Task prompt:
Report every line of the records beneath this task that holds the string "subtitle".

App and web page records:
......

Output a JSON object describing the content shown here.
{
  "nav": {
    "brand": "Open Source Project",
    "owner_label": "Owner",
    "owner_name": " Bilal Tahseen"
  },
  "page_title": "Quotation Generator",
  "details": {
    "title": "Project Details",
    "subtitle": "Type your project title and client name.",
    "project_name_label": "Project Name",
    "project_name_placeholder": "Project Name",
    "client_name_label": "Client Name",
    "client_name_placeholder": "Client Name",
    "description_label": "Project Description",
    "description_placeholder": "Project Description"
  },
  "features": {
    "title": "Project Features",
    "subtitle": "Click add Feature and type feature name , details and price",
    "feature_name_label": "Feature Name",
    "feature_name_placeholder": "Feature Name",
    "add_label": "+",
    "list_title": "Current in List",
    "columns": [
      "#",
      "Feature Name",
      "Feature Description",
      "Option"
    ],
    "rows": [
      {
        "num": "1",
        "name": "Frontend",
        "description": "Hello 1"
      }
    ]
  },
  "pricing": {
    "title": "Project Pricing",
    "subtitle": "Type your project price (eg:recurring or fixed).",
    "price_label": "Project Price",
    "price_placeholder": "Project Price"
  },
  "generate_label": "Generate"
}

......

Answer below:
    "subtitle": "Type your project title and client name.",
    "subtitle": "Click add Feature and type feature name , details and price",
    "subtitle": "Type your project price (eg:recurring or fixed).",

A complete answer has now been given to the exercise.